Consorts and Issue:
- Empress, of the Hu clan of Anding (皇后 安定胡氏), second cousin
- Chonghua, of the Pan clan (充華 潘氏), personal name Wailian (外憐)
- First daughter (b. 528)
|Emperor Wencheng of Northern Wei (440–465)|
|Emperor Xianwen of Northern Wei (454–476)|
|Empress Yuan (d. 456)|
|Emperor Xiaowen of Northern Wei (467–499)|
|Empress Si (d. 469)|
|Emperor Xuanwu of Northern Wei (483–515)|
|Empress Wenzhao (469–497)|
|Emperor Xiaoming of Northern Wei (510–528)|
|Hu Guozhen (438–518)|
|Empress Ling (d. 528)|
- ^ Empress Dowager Hu initially declared Emperor Xiaoming's "son" (actually a daughter) emperor, but almost immediately after admitted that she was actually female and declared Yuan Zhao emperor instead. Emperor Xiaoming's unnamed daughter was therefore arguably an "emperor" and his successor, but is not commonly regarded as one.

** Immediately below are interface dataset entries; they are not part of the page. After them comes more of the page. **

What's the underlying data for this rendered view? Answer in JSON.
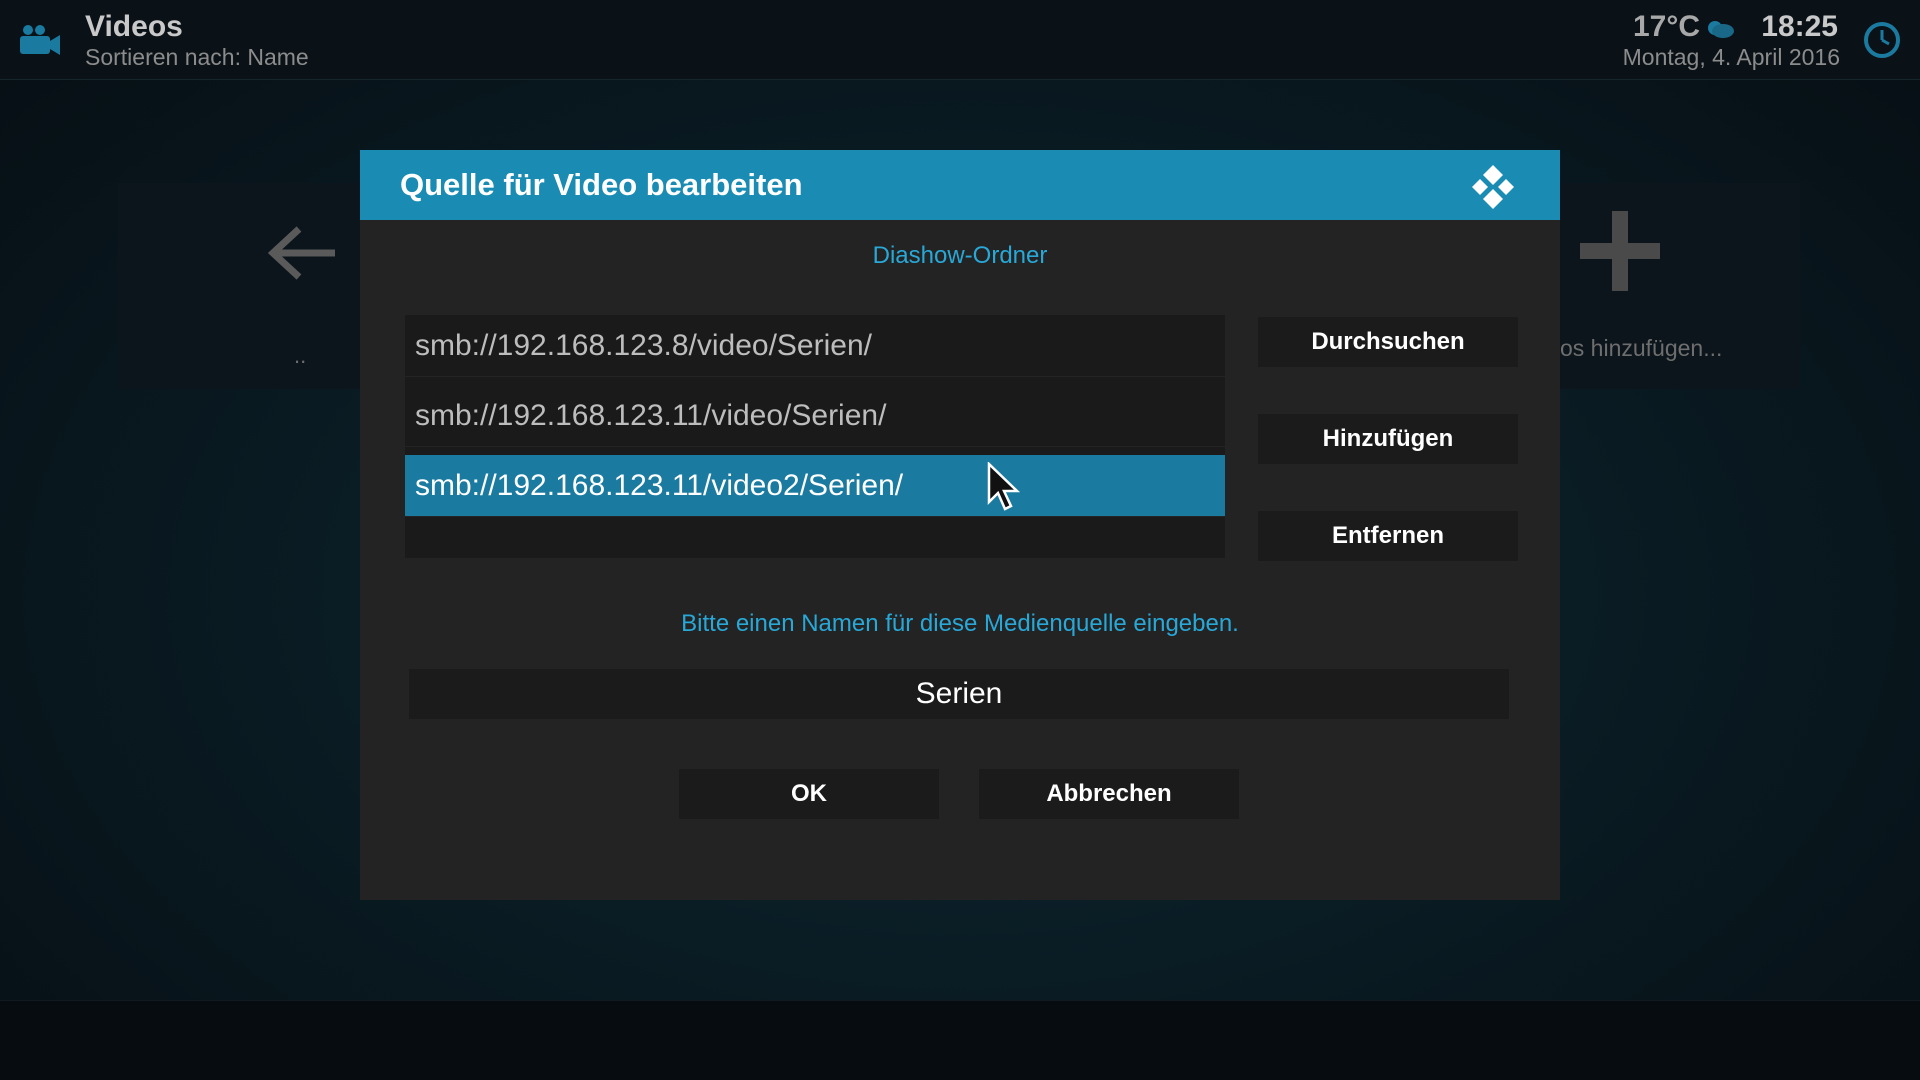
{
  "topbar": {
    "title": "Videos",
    "subtitle": "Sortieren nach: Name",
    "temperature": "17°C",
    "time": "18:25",
    "date": "Montag, 4. April 2016",
    "icons": [
      "video-camera-icon",
      "weather-cloud-icon",
      "clock-icon"
    ]
  },
  "background": {
    "left_tile_label": "..",
    "right_tile_label": "os hinzufügen..."
  },
  "dialog": {
    "title": "Quelle für Video bearbeiten",
    "heading": "Diashow-Ordner",
    "paths": [
      "smb://192.168.123.8/video/Serien/",
      "smb://192.168.123.11/video/Serien/",
      "smb://192.168.123.11/video2/Serien/"
    ],
    "selected_path_index": 2,
    "buttons": {
      "browse": "Durchsuchen",
      "add": "Hinzufügen",
      "remove": "Entfernen",
      "ok": "OK",
      "cancel": "Abbrechen"
    },
    "name_prompt": "Bitte einen Namen für diese Medienquelle eingeben.",
    "name_value": "Serien"
  },
  "colors": {
    "accent": "#1a8cb4",
    "selection": "#1a7aa0",
    "highlight_text": "#29a8d8"
  }
}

- ^ According to Emperor Xiaoming's biography in Book of Wei, he died aged 19 (by East Asian reckoning) on the guichou day of the second month of the first year of the Wutai era of his reign. This corresponds to 31 Mar 528 on the Julian calendar. [(武泰元年春二月)癸丑, 帝崩於顯陽殿，時年十九。] Wei Shu vol.09